New regulation in the Fair Work Act could prevent damaging strikes


A new regulation in the Fair Work Act has given the WA Government and Port Hedland’s iron ore miners a powerful legal instrument to fight against the danger of an impending strike at Australia’s highest tonnage port.

Image credit: flickr User: May Bartrum
Image credit: flickr User: May Bartrum

The new regulation, which took effect yesterday, grants third parties impacted by strike action the right to apply to the Fair Work Commission (FWC) to suspend or terminate that action, effectively giving WA Commerce Minister Michael Mischin the same power that already exists for ministers in all other States which, unlike WA, have referred their industrial relations powers to the Commonwealth.

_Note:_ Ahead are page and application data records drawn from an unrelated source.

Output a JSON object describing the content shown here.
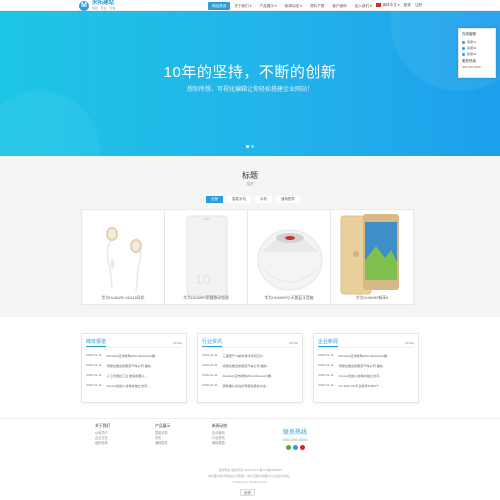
{
  "brand": {
    "name": "米拓建站",
    "slogan": "成就 · 专业 · 可信",
    "accent": "#2b9ed9"
  },
  "nav": {
    "items": [
      "网站首页",
      "关于我们 ▾",
      "产品展示 ▾",
      "新闻动态 ▾",
      "资料下载",
      "客户案例",
      "加入我们 ▾"
    ],
    "lang": "简体中文 ▾",
    "login": "登录",
    "register": "注册"
  },
  "hero": {
    "title": "10年的坚持，不断的创新",
    "subtitle": "想你所想，可视化编辑让你轻松搭建企业网站！",
    "gradient": [
      "#1ec6e6",
      "#1e9fec"
    ]
  },
  "side_panel": {
    "title": "在线客服",
    "rows": [
      "客服01",
      "客服02",
      "客服03"
    ],
    "phone_label": "服务热线",
    "phone": "400-000-0000"
  },
  "products": {
    "title": "标题",
    "subtitle": "描述",
    "tabs": [
      "全部",
      "智能手机",
      "手机",
      "通用配件"
    ],
    "cards": [
      {
        "caption": "华为HUAWEI AM116耳机"
      },
      {
        "caption": "华为HUAWEI荣耀移动电源"
      },
      {
        "caption": "华为HUAWEI小天鹅蓝牙音箱"
      },
      {
        "caption": "华为HUAWEI畅享6"
      }
    ]
  },
  "news": {
    "more": "MORE",
    "boxes": [
      {
        "title": "媒体报道",
        "items": [
          {
            "date": "2018-01-11",
            "text": "Parallels宣布收购2014 Macworld展..."
          },
          {
            "date": "2018-01-11",
            "text": "特斯拉推出新能源汽车公司 撬动..."
          },
          {
            "date": "2018-01-11",
            "text": "人工智能和工业 推进机器人..."
          },
          {
            "date": "2018-01-11",
            "text": "Oculus创始人将举办独立访问..."
          }
        ]
      },
      {
        "title": "行业资讯",
        "items": [
          {
            "date": "2018-01-11",
            "text": "三星量产10纳米技术手机芯片..."
          },
          {
            "date": "2018-01-11",
            "text": "特斯拉推出新能源汽车公司 撬动..."
          },
          {
            "date": "2018-01-11",
            "text": "Parallels宣布收购2014 Macworld展..."
          },
          {
            "date": "2018-01-11",
            "text": "微软确认将在世界移动通信大会..."
          }
        ]
      },
      {
        "title": "企业新闻",
        "items": [
          {
            "date": "2018-01-11",
            "text": "Parallels宣布收购2014 Macworld展..."
          },
          {
            "date": "2018-01-11",
            "text": "特斯拉推出新能源汽车公司 撬动..."
          },
          {
            "date": "2018-01-11",
            "text": "Oculus创始人将举办独立访问..."
          },
          {
            "date": "2018-01-11",
            "text": "LG Web OS平台新增11000个..."
          }
        ]
      }
    ]
  },
  "footer": {
    "cols": [
      {
        "head": "关于我们",
        "items": [
          "公司简介",
          "企业文化",
          "组织结构"
        ]
      },
      {
        "head": "产品展示",
        "items": [
          "智能手机",
          "手机",
          "通用配件"
        ]
      },
      {
        "head": "新闻动态",
        "items": [
          "企业新闻",
          "行业资讯",
          "媒体报道"
        ]
      }
    ],
    "hotline_title": "联系热线",
    "hotline": "400-000-0000",
    "copy1": "我的网站 版权所有 2008-2018 湘ICP备8888888",
    "copy2": "本页面内容为网站演示数据，前台页面内容都可以在后台修改。",
    "copy3": "Powered by MetInfo 6.0.0",
    "feedback": "反馈"
  }
}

“The new regulation will allow a minster of a state — which has not referred its industrial relations powers to the Commonwealth — to apply for the Fair Work Commission for the suspension or termination of protected industrial action. Such a power exists presently for the ministers of all states, except for the ministers of Western Australia, where industrial action often threatens both state operations and international trade activities of great national significance,” said Steve Knott, Chief Executive at Australian Mines and Metals Association (AMMA), in a media release.

“The change fixes this anomaly which Labor did not address, despite calls from the WA Government to allow it the same legal capacities as its counterparts in other jurisdictions. This move recognises that strike action sometimes has far broader impacts than just the direct parties, including hurting employers and employees on both sides of the supply chain and disrupting economic activities more widely.”

According to the article on Yahoo, the new regulation in the Fair Work Act appears aimed at a workplace dispute between the Maritime Union and Teekay Shipping, the company contracted by BHP Billiton to provide tugboat services at Port Hedland.

About 50 tugboat workers at the port, all members of the Maritime Union, have until 11 July 2014 to decide if they will seek to take protected industrial action and suspend operations at the port.

Port Hedland is the exit point for the vast majority of Australia’s iron ore, so mining giants like BHP Billiton, Fortescue Metals Group and Atlas Iron could lose up to $100 million a day if the strike takes place.

The State Government would also be affected by such an outcome, losing about $7 million a day of revenue in the form of royalties.